A debtor sensitive about this confidentiality issue should consider completing Official Form B22C in a way that does not reveal an answer to Line 41 or, perhaps, filing the completed form under seal. These confidentiality issues should have been addressed at Line 41 or somewhere in Official Form B22C.
Notice that this monthly expense includes expenses to maintain the safety of the “family of the debtor” from family violence. This would include expenses incurred by a debtor to maintain the safety of the debtor’s spouse even if the debtor’s spouse is not a joint debtor.11

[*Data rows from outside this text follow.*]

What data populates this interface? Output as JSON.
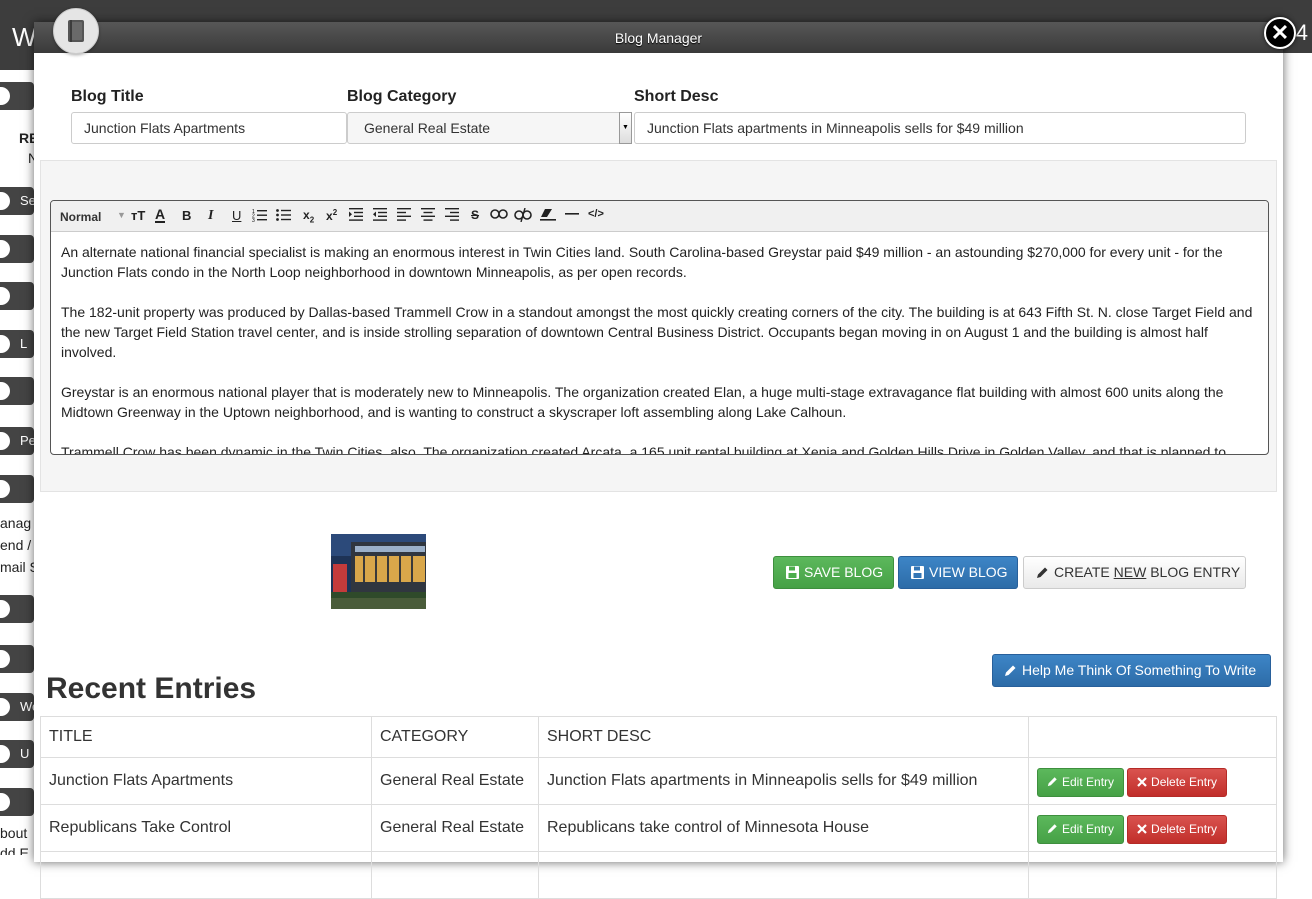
{
  "background": {
    "brand_fragment": "W",
    "right_number": "4",
    "side_texts": [
      "RE",
      "N",
      "Se",
      "L",
      "Pe",
      "anag",
      "end /",
      "mail S",
      "We",
      "U",
      "bout",
      "dd E"
    ]
  },
  "modal": {
    "title": "Blog Manager",
    "close_label": "✕"
  },
  "form": {
    "blog_title_label": "Blog Title",
    "blog_title_value": "Junction Flats Apartments",
    "category_label": "Blog Category",
    "category_value": "General Real Estate",
    "short_desc_label": "Short Desc",
    "short_desc_value": "Junction Flats apartments in Minneapolis sells for $49 million"
  },
  "editor": {
    "format_label": "Normal",
    "toolbar_icons": [
      "text-size-icon",
      "font-color-icon",
      "bold-icon",
      "italic-icon",
      "underline-icon",
      "ordered-list-icon",
      "bullet-list-icon",
      "subscript-icon",
      "superscript-icon",
      "indent-icon",
      "outdent-icon",
      "align-left-icon",
      "align-center-icon",
      "align-right-icon",
      "strikethrough-icon",
      "link-icon",
      "unlink-icon",
      "clear-format-icon",
      "horizontal-rule-icon",
      "code-view-icon"
    ],
    "paragraphs": [
      "An alternate national financial specialist is making an enormous interest in Twin Cities land. South Carolina-based Greystar paid $49 million - an astounding $270,000 for every unit - for the Junction Flats condo in the North Loop neighborhood in downtown Minneapolis, as per open records.",
      "The 182-unit property was produced by Dallas-based Trammell Crow in a standout amongst the most quickly creating corners of the city. The building is at 643 Fifth St. N. close Target Field and the new Target Field Station travel center, and is inside strolling separation of downtown Central Business District. Occupants began moving in on August 1 and the building is almost half involved.",
      "Greystar is an enormous national player that is moderately new to Minneapolis. The organization created Elan, a huge multi-stage extravagance flat building with almost 600 units along the Midtown Greenway in the Uptown neighborhood, and is wanting to construct a skyscraper loft assembling along Lake Calhoun.",
      "Trammell Crow has been dynamic in the Twin Cities, also. The organization created Arcata, a 165 unit rental building at Xenia and Golden Hills Drive in Golden Valley, and that is planned to"
    ]
  },
  "actions": {
    "save_label": "SAVE BLOG",
    "view_label": "VIEW BLOG",
    "create_pre": "CREATE ",
    "create_new": "NEW",
    "create_post": " BLOG ENTRY",
    "help_label": "Help Me Think Of Something To Write"
  },
  "recent": {
    "heading": "Recent Entries",
    "columns": [
      "TITLE",
      "CATEGORY",
      "SHORT DESC",
      ""
    ],
    "edit_label": "Edit Entry",
    "delete_label": "Delete Entry",
    "rows": [
      {
        "title": "Junction Flats Apartments",
        "category": "General Real Estate",
        "short_desc": "Junction Flats apartments in Minneapolis sells for $49 million"
      },
      {
        "title": "Republicans Take Control",
        "category": "General Real Estate",
        "short_desc": "Republicans take control of Minnesota House"
      }
    ]
  },
  "colors": {
    "green": "#5cb85c",
    "blue": "#3d85c6",
    "red": "#d9534f",
    "header": "#4a4a4a"
  }
}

The statute is not clear and the form contributes nothing to the meaning of “monthly expenses” in the context of family violence. “Monthly expenses” could mean recurring expenses, or the statute could mean an average of expenses incurred (past tense) by the debtor. The forms drafters describe this as “average monthly expenses that you actually incurred to maintain the safety of your family.” This is one interpretation but not the only possible reasonable interpretation of the statute. A debtor with ongoing expenses such as attorney’s fees, medical expenses, monthly security alarm charges and the like should consider including those continuing charges as well as an average of expenses incurred before the petition. If an average of monthly expenses is used, the statute is silent about what months or years or amounts to use in that average.
1 See 11 U.S.C. § 1325(b)(3), discussed in § 469.1 [ Comparison of CMI to Applicable Median Family Income: § 1325(b)(3) ] § 92.4 Household Size and Comparison of CMI to Median Family Income: § 1325(b)(3)

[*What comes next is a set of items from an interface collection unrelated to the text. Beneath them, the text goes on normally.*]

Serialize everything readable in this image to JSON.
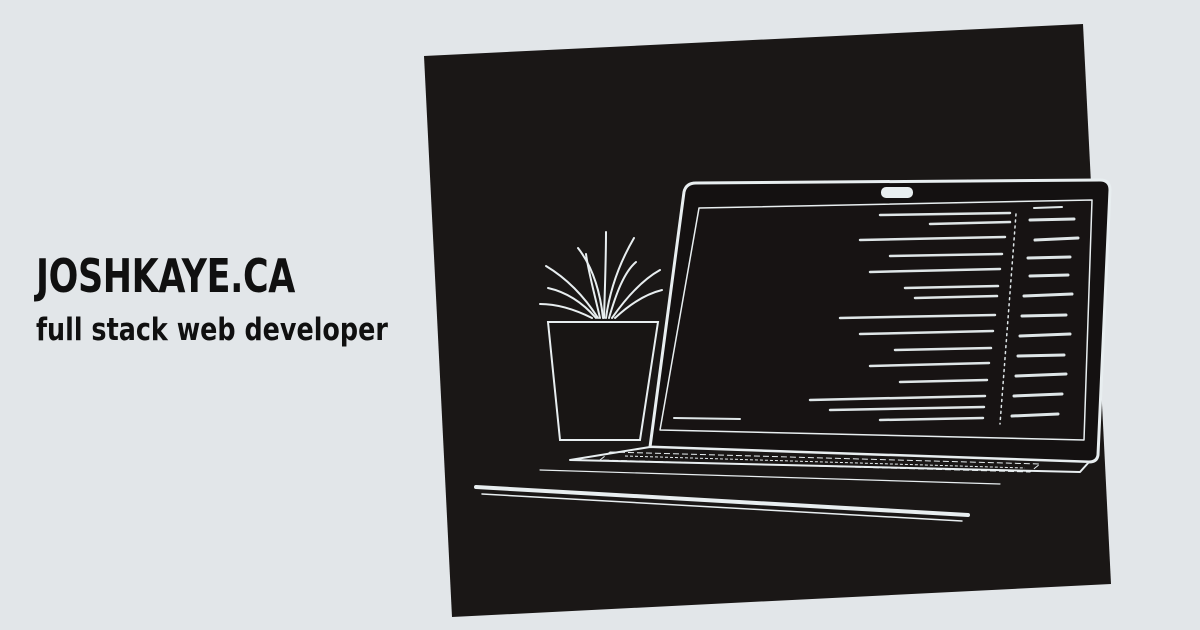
{
  "hero": {
    "site_name": "JOSHKAYE.CA",
    "tagline": "full stack web developer"
  },
  "colors": {
    "background": "#e2e6e9",
    "text": "#101010",
    "photo_background": "#1a1716",
    "line_art": "#e8eef0"
  },
  "image": {
    "subject_icons": [
      "laptop-icon",
      "potted-plant-icon"
    ]
  }
}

2 See 11 U.S.C. § 1325(b)(2) and (3), discussed in § 467.1 [ Projected Disposable Income: All Debtors ] § 92.2 Projected Disposable Income: All Debtors.

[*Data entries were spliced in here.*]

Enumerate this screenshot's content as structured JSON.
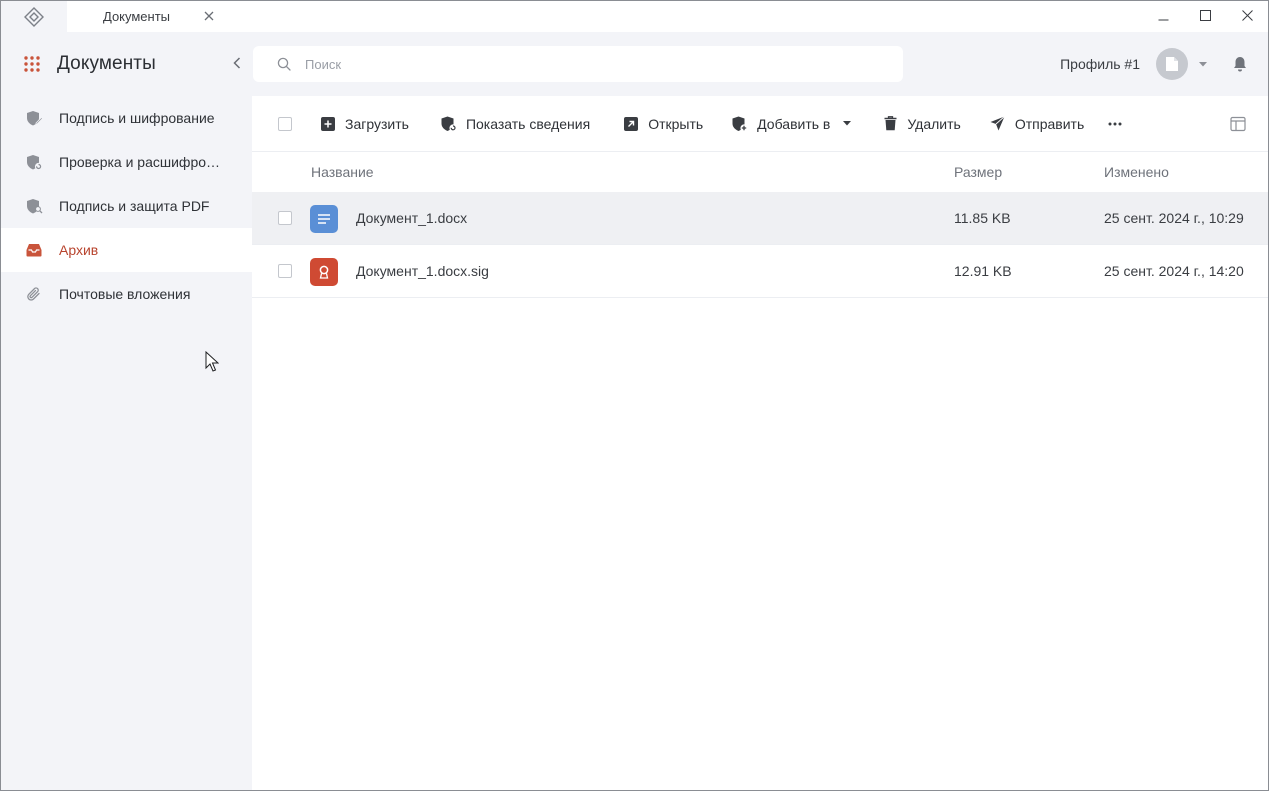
{
  "titlebar": {
    "tab_label": "Документы"
  },
  "sidebar": {
    "title": "Документы",
    "items": [
      {
        "label": "Подпись и шифрование",
        "icon": "shield-pen-icon",
        "active": false
      },
      {
        "label": "Проверка и расшифров…",
        "icon": "shield-check-icon",
        "active": false
      },
      {
        "label": "Подпись и защита PDF",
        "icon": "shield-pdf-icon",
        "active": false
      },
      {
        "label": "Архив",
        "icon": "inbox-icon",
        "active": true
      },
      {
        "label": "Почтовые вложения",
        "icon": "paperclip-icon",
        "active": false
      }
    ]
  },
  "search": {
    "placeholder": "Поиск",
    "value": ""
  },
  "profile": {
    "name": "Профиль #1"
  },
  "toolbar": {
    "upload": "Загрузить",
    "show_info": "Показать сведения",
    "open": "Открыть",
    "add_to": "Добавить в",
    "delete": "Удалить",
    "send": "Отправить"
  },
  "table": {
    "columns": {
      "name": "Название",
      "size": "Размер",
      "modified": "Изменено"
    },
    "rows": [
      {
        "name": "Документ_1.docx",
        "size": "11.85 KB",
        "modified": "25 сент. 2024 г., 10:29",
        "type": "document",
        "selected": true
      },
      {
        "name": "Документ_1.docx.sig",
        "size": "12.91 KB",
        "modified": "25 сент. 2024 г., 14:20",
        "type": "signature",
        "selected": false
      }
    ]
  },
  "colors": {
    "accent": "#b8442e",
    "doc_icon_bg": "#5a8fd6",
    "sig_icon_bg": "#cf4a33",
    "sidebar_bg": "#f3f4f8",
    "selected_row_bg": "#eff0f3"
  }
}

3 11 U.S.C. § 1325(b)(3), discussed in § 471.1 [ Big Picture: Too Many Issues ] § 94.1 Big Picture: Too Many Issues.
4 11 U.S.C. § 707(b)(2)(A)(ii)(I).
5 See Pub. L. No. 98-457, § 301, 98 Stat. 1749 (1984) (now found at Chapter 110 of Title 42).
6 Pub. L. No. 98-457, § 309, 98 Stat. 1749 (1984), codified at 42 U.S.C. § 10421.
7 See, e.g., Indian Child Protection and Family Violence Prevention Act, 25 U.S.C. § 3202.
8 See 11 U.S.C. § 707(b)(2)(A)(ii)(I), discussed in §§ 472.1 [ Netting Issues, Including Exclusion of Payments for Debts ] § 94.2 Netting Issues, Including Exclusion of Payments for Debts and 479.1 [ Family Violence Expenses ] § 95.22 Family Violence Expenses.
9 See § 472.1 [ Netting Issues, Including Exclusion of Payments for Debts ] § 94.2 Netting Issues, Including Exclusion of Payments for Debts for further discussion of this issue.
10 Line 41, Official Form B22C, discussed in § 380.1 [ Form B22C: Disposable Income Calculation ] § 36.21 Form 122C-2: Disposable Income Calculation.
11 See § 473.1 [ Accounting for Spouses ] § 94.3 Accounting for Spouses for further discussion of accounting for a spouse’s expenses.